In March of every year, the Virginia Employment Commission revises previously released employment estimates with more reliable quarterly census of employment and wages data through an annual process known as bench-marking.
If you thought the Richmond region and state were performing a lot better than the numbers had showed, you were right.
The revised figures show that the regional employment grew 4.1 percent in the year ending December 2015, for an addition of 26,121 jobs.
The previous estimates put employment growth at 0.5 percent during the same period, for a gain of 3,150.
With these gains, January 2016 employment in the metro area is 44,000 jobs above its seasonally adjusted peak employment in June 2007 before the Great Recession started.
The upward revision in the pace of growth was not as large as in the state, but the latest figures show the state growing slightly faster rather than slower than the nation.
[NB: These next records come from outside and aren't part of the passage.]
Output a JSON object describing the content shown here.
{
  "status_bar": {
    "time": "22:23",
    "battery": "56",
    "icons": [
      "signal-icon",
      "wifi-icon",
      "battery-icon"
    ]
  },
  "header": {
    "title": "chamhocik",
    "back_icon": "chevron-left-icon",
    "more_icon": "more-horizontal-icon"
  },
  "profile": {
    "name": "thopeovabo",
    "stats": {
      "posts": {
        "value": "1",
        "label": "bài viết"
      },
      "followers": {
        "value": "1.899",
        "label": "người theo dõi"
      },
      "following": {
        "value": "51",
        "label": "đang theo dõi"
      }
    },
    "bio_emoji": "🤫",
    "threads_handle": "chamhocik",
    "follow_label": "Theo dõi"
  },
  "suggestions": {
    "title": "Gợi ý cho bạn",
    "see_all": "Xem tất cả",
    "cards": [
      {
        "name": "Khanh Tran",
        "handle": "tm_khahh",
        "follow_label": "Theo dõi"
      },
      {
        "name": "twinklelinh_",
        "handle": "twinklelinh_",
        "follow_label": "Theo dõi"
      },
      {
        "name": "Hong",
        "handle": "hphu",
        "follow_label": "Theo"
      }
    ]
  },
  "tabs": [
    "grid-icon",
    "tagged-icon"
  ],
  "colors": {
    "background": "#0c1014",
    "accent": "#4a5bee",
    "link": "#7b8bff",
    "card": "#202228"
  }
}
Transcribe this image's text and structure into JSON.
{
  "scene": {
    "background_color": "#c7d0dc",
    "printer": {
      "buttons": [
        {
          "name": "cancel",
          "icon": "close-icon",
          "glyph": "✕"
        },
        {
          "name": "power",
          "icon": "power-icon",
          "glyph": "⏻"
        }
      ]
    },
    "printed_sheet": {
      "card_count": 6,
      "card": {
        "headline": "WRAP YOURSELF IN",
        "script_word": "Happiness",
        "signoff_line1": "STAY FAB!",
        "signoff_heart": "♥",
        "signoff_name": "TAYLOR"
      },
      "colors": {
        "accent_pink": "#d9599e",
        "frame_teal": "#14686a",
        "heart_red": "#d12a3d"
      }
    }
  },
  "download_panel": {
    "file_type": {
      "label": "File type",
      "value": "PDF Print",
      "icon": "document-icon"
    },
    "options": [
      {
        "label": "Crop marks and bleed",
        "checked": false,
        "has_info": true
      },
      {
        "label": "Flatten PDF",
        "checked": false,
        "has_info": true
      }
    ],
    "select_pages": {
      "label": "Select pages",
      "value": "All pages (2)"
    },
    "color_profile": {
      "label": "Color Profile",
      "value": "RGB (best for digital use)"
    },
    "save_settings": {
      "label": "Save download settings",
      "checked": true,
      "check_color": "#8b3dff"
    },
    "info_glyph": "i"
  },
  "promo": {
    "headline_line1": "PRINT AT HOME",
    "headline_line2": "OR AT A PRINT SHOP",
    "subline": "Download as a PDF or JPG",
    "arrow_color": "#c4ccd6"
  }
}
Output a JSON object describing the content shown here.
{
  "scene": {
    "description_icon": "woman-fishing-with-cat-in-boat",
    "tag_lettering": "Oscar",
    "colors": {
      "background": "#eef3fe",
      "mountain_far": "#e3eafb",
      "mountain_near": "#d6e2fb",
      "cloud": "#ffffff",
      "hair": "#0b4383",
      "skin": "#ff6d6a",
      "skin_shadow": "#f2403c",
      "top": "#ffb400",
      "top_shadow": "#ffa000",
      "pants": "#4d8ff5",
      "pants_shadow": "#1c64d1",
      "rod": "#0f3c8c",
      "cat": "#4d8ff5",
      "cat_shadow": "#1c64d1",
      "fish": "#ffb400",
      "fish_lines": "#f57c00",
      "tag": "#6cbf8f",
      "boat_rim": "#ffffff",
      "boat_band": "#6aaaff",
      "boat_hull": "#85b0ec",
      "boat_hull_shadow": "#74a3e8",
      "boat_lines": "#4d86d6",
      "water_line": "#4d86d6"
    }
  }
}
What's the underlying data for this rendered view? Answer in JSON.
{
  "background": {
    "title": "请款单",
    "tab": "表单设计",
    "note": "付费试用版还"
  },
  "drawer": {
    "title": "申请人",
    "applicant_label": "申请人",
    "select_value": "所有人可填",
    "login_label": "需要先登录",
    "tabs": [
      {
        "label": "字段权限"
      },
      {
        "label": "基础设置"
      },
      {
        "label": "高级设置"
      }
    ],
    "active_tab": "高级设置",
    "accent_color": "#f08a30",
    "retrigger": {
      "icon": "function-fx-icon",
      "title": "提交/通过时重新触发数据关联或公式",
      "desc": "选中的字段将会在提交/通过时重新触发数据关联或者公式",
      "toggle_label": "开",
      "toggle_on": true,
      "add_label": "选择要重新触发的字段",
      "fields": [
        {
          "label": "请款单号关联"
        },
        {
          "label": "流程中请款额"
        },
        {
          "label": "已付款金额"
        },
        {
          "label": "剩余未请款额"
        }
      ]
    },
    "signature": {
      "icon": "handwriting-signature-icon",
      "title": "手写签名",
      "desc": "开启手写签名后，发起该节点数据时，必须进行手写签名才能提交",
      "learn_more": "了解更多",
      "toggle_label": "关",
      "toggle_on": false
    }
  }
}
Employment grew 2.7 percent in the state for the year that ended December 2015, according to the revised numbers compared with 2.0 percent in the nation. The estimate previous to the benchmark had been 1.5 percent in the state compared with 1.9 percent in the nation.
The revised data also show certain sectors of the economy are doing better or worse than initially thought. Most notably, the professional business services sector was revised up to 4.4 percent growth for the year ended December 2015 from 3.7 percent in the previous estimate. The upward revision in this sector, which is reliant on government contracts, signals a reduction in a headwind that had been damping the state’s economic growth.
Nine of the state’s 11 metro areas saw an upward revision in its employment growth rate.
Most national indicators are revised at least one month after the original release, as more information becomes available. And then, once a year, the figures are often revised again based on a broader sampling of data.
The monthly employment numbers for Virginia and the Richmond metro area are based on a sample of firms that represent about 30 percent of the employees in the state. It is called the current employment statistics data.
The data collected through the employment and wage program represent almost a complete count of employment.
More than 96 percent of civilian jobs are counted through this wage and salary program because employers are required by law to provide the employment commission with a quarterly count of the number of employees covered under unemployment insurance.